(What you are asked to do)
Look below and pull out each line with the word "Bereich".

= Beginning of Section =

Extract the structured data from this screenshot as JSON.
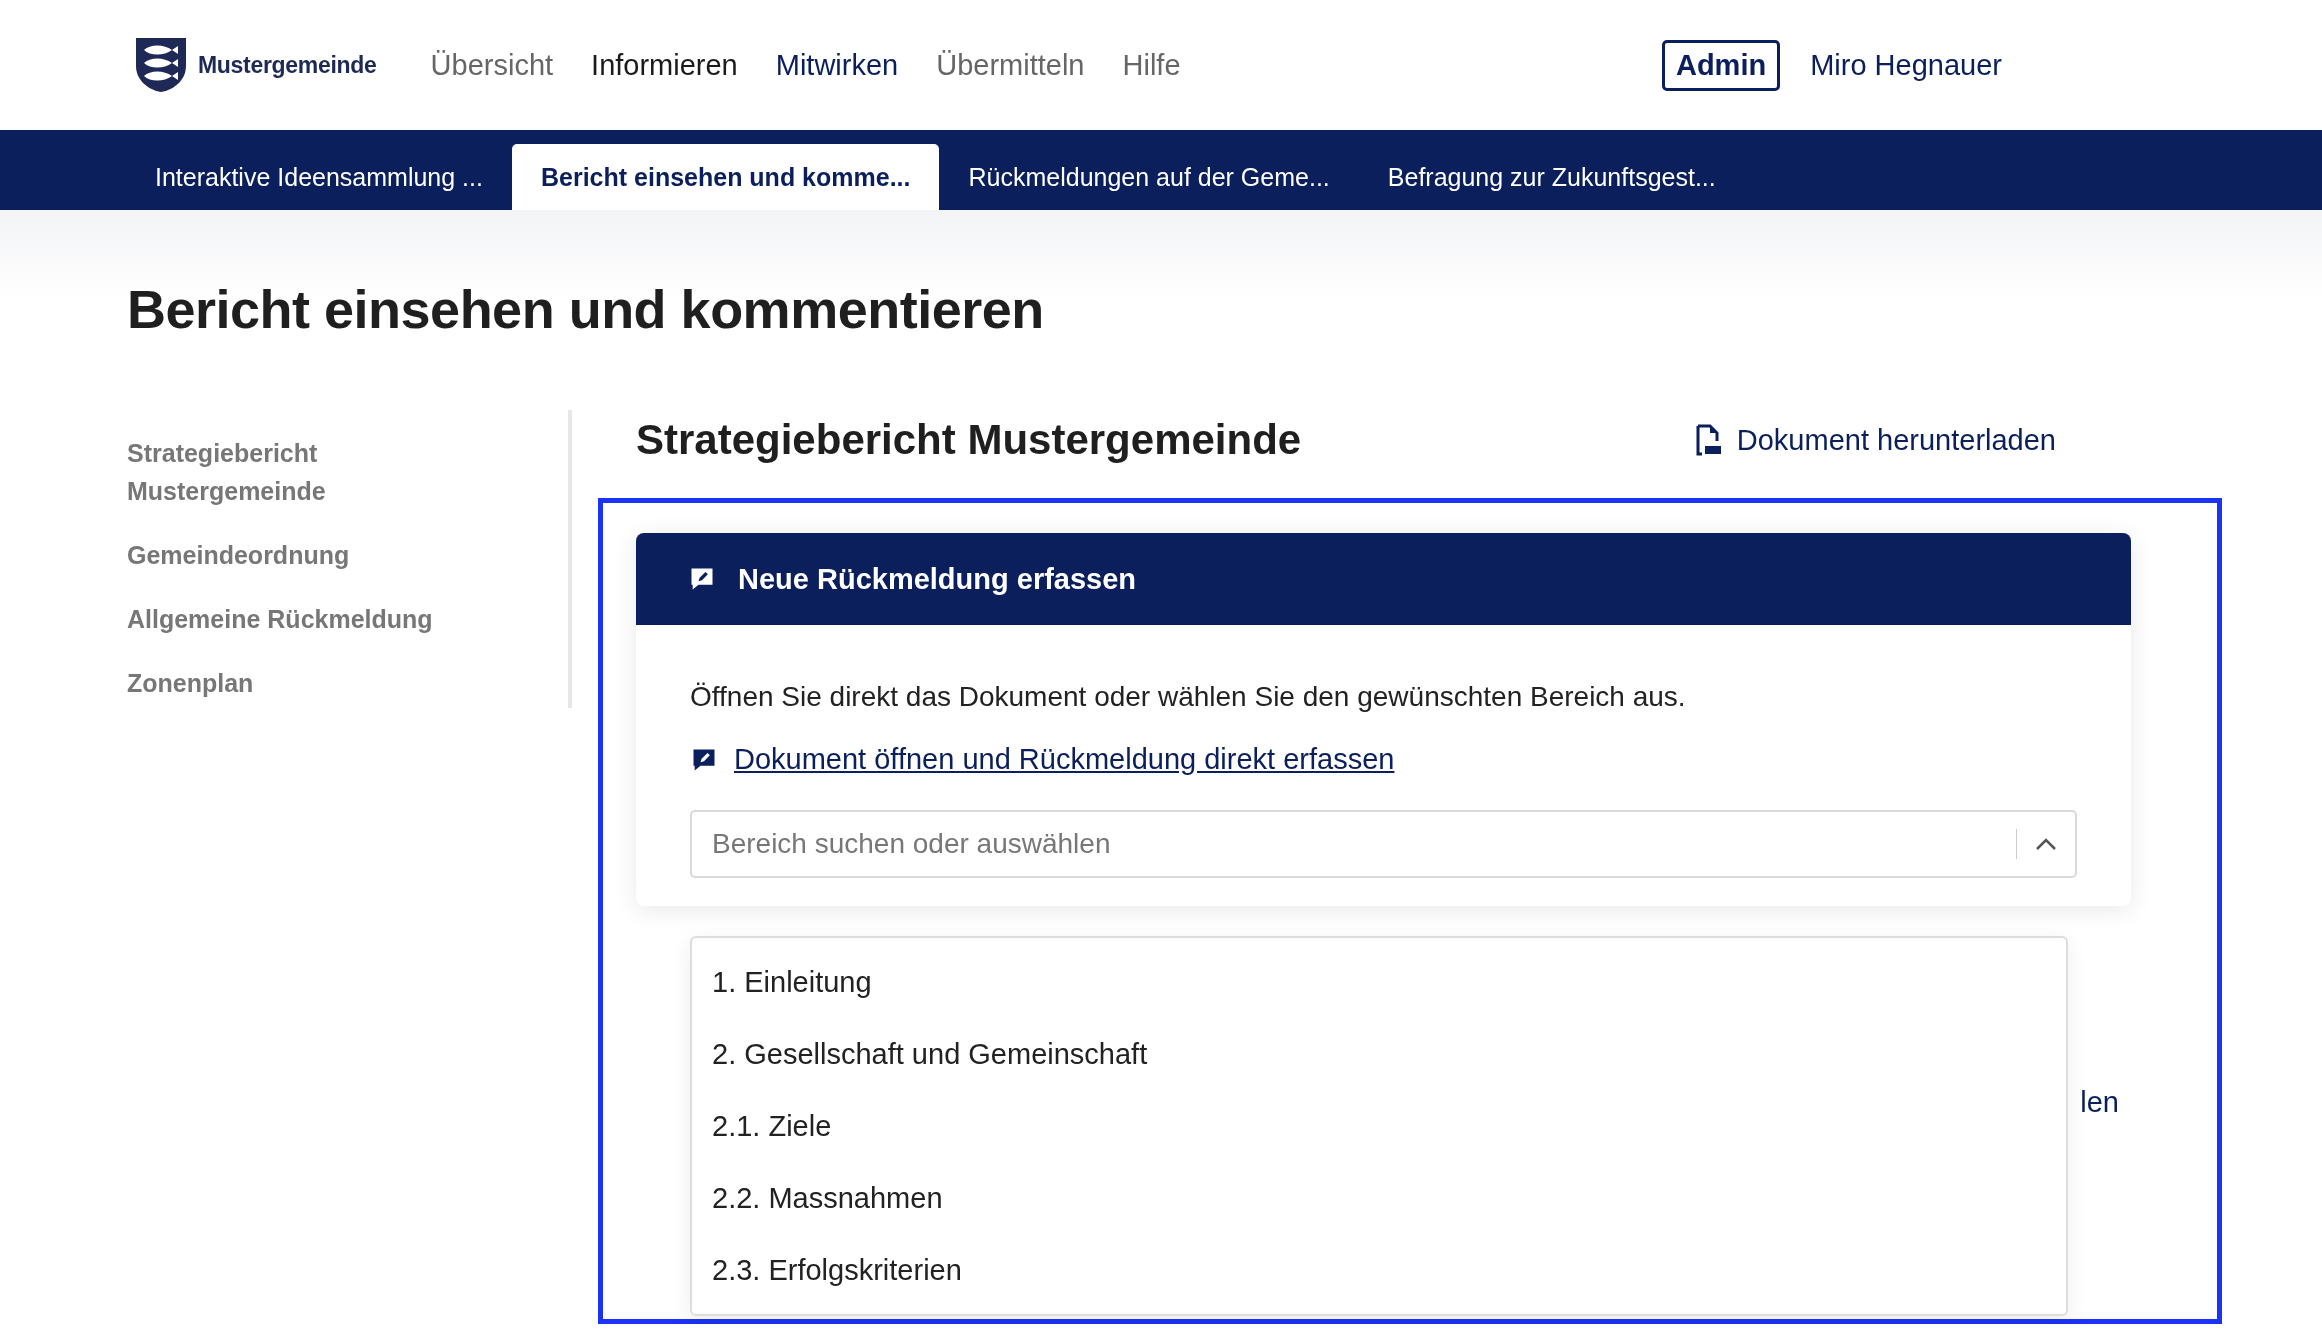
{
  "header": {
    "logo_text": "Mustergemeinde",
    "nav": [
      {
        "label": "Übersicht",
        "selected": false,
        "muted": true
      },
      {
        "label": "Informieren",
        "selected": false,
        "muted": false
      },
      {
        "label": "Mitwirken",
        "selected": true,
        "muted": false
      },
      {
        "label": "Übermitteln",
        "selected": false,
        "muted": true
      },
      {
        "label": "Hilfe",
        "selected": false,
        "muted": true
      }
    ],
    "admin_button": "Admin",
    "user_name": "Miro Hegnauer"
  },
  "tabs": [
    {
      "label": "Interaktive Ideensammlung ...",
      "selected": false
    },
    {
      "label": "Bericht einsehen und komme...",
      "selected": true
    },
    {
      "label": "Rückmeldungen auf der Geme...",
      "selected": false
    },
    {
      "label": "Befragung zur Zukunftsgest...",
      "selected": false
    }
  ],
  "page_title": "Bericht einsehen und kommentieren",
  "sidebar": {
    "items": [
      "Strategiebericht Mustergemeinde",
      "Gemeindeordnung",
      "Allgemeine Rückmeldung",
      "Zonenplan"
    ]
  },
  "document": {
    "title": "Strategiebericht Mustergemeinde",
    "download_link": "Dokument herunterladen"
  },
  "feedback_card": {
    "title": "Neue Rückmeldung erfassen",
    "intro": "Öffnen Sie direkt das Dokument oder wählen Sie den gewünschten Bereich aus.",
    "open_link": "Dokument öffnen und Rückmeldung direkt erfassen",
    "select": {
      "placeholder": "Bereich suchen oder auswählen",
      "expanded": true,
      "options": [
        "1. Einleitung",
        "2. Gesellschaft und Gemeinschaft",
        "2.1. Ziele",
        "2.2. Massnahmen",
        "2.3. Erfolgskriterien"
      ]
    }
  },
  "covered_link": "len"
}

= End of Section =

(Answer to this task)
    "intro": "Öffnen Sie direkt das Dokument oder wählen Sie den gewünschten Bereich aus.",
      "placeholder": "Bereich suchen oder auswählen",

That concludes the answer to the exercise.